Also, the ability to repeat an experiment is irrelevant. Most Frequentist inferences are of the form $\Pr(t(x)|\theta)$. Frequencies in that framework are a limiting form. If the model is true, then a p-value has meaning. The better critique would be "what happens when the model is not true?" That is a good critique because your null is usually the opposite of what you really believe to be true.
Frequentist frequencies are not probabilities in the colloquial sense. They are probabilities that provide guarantees. Except for exact tests, when you read that $p<.05$ it really does not mean that $p=.05$. It just guarantees that the false positive rate, if the null is true, will not exceed five percent over an infinite number of repetitions. However, as the number of repetitions becomes large enough, it will tend to converge.
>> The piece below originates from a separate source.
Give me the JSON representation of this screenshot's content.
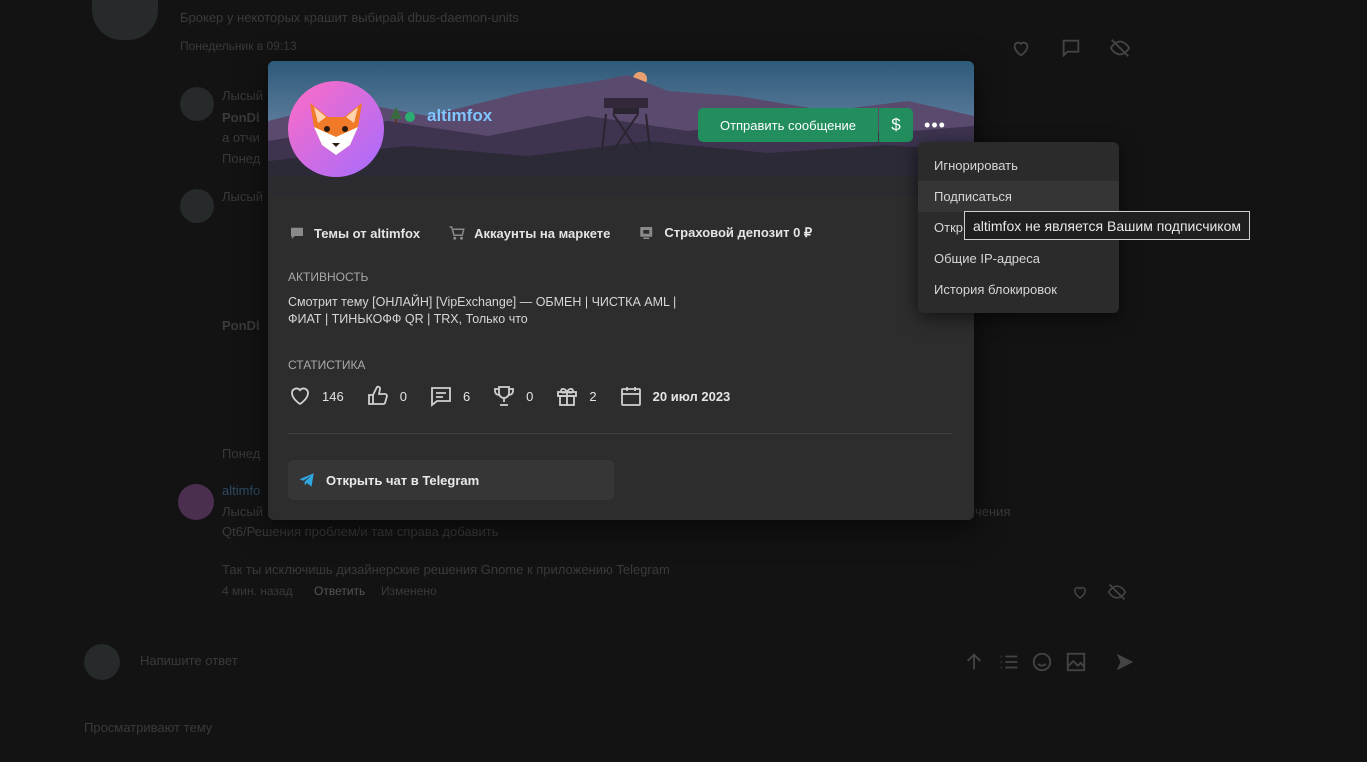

It is true that one cannot do an infinite number of repetitions and it may be 100% wrong if you only do one sample. Nonetheless, it does provide a sensible way to make inferences and decisions. It allows you a method to control how often you will be made a fool of. It does not allow you to say this time is not the time I will be a fool.
The difficulty isn't in the math or the use but in the human need for there to be no false positives or negatives. The problem is in the human need for statistical significance to map perfectly to something being true and a lack of significance to something being false.
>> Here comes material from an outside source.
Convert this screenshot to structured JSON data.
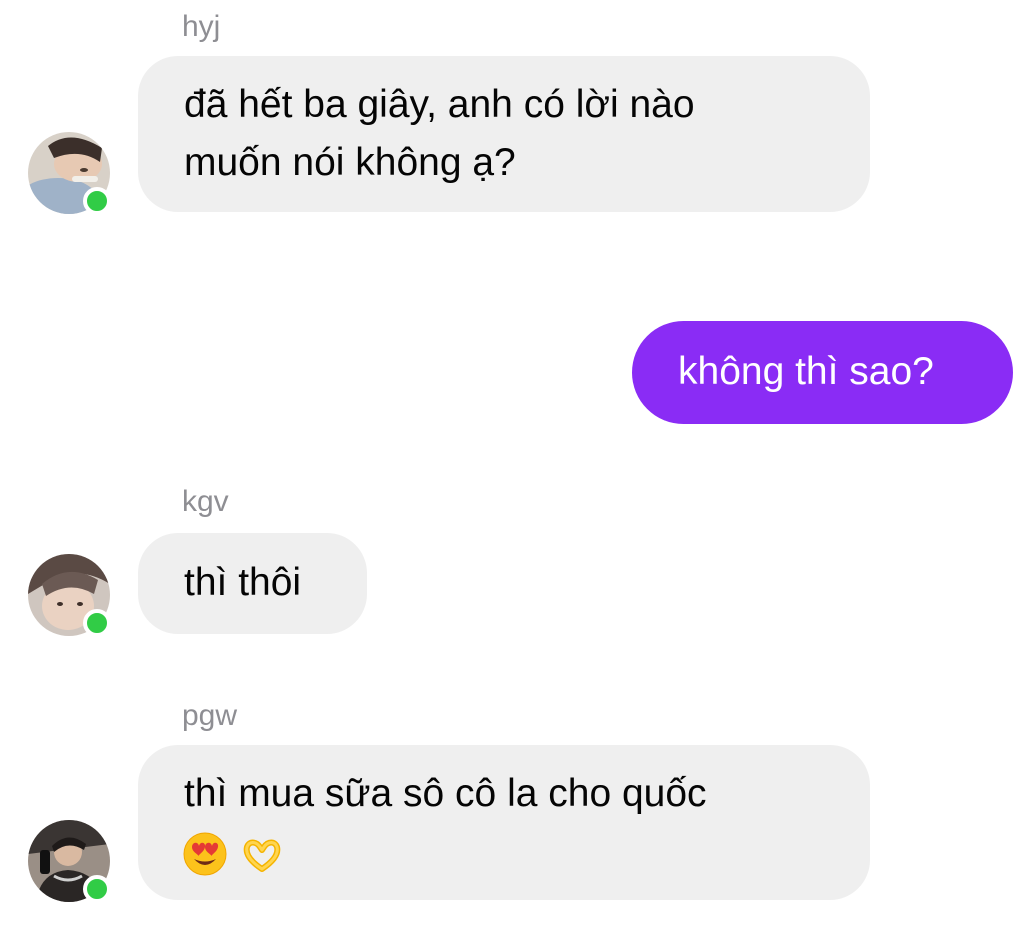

The second critique is a valid critique of any probabilistic methodology. It is probably true that Bayesian methods handle this critique a bit better because of the logic behind the construction of Bayesian methods.
If you need to be purist about that, then one could restrict the use of Frequentist methods to those cases where there truly is no prior knowledge or where the true null hypothesis of interest is a sharp null.
Let me illustrate the point.
You have a U.S. quarter that you are going to toss 50,000 times in a specially made vacuum chamber with a carefully constructed coin tossing machine. You want to determine if the coin is fair.
Even if you believe the coins to be "roughly fair", it is reasonable to discard that belief unless there really has been a controlled study of the fairness of U.S. coins. As a side note, a group of engineering students has done such a study.
The toss is totally deterministic and highly controlled. It is unclear how a Frequentist methodology would be disadvantaged here.
Now let us redo the experiment a bit.
Let us pretend that you and I are going to gamble money on the fairness of the coin. Indeed, I believe that the coin is so unfair that it will come up heads ten times in a row. You believe it is a fair coin. Prior to gambling any money, we will do a pilot study and have a third party toss the coin ten times. It comes up heads six out of ten times.
So I ask that you ante up 500:1 odds. I will toss the coin ten times.
Just before you do that a friend whispers in your ear that I apprenticed under my uncle who was a stage magician. Also, you are told that I was arrested, but not convicted, as working a number of street games like three-card Monte and coin games under the pseudonym Slick Eddy. Charges were dropped because, although I may have borne a striking resemblance to the alleged perpetrator, nobody was willing to come forward to identify me in a police lineup.
Wouldn't you prefer to incorporate that information with a Bayesian prior?
It is true that there is no such thing as a random coin toss. Any physicist, magician, or conman will tell you the same thing.
The Frequentist method would tell you that the entire procedure was not fair, after the fact, but it wouldn't allow you to incorporate all outside information. The Frequentist method is perfectly accurate by construction, but intrinsically less precise in the resulting estimators in this case.
The second argument is fittedness to purpose. Frequentist statistics are not a universal cure for all that ails mankind. They are a tool in a toolkit.
Let us flip the above example upside down.
Imagine that you truly do not possess any outside knowledge on something that you really must make a decision on. You do have the ability to collect a sample and you can use Bayesian or Frequentist statistics.
Frequentist statistics minimize the maximum amount of risk that you will be required to take. Bayesian methods do not. Frequentist methods, despite having no background information, provide guaranteed performance levels. In a state of true ignorance, that is a valuable thing to have. The Bayesian method cannot do that.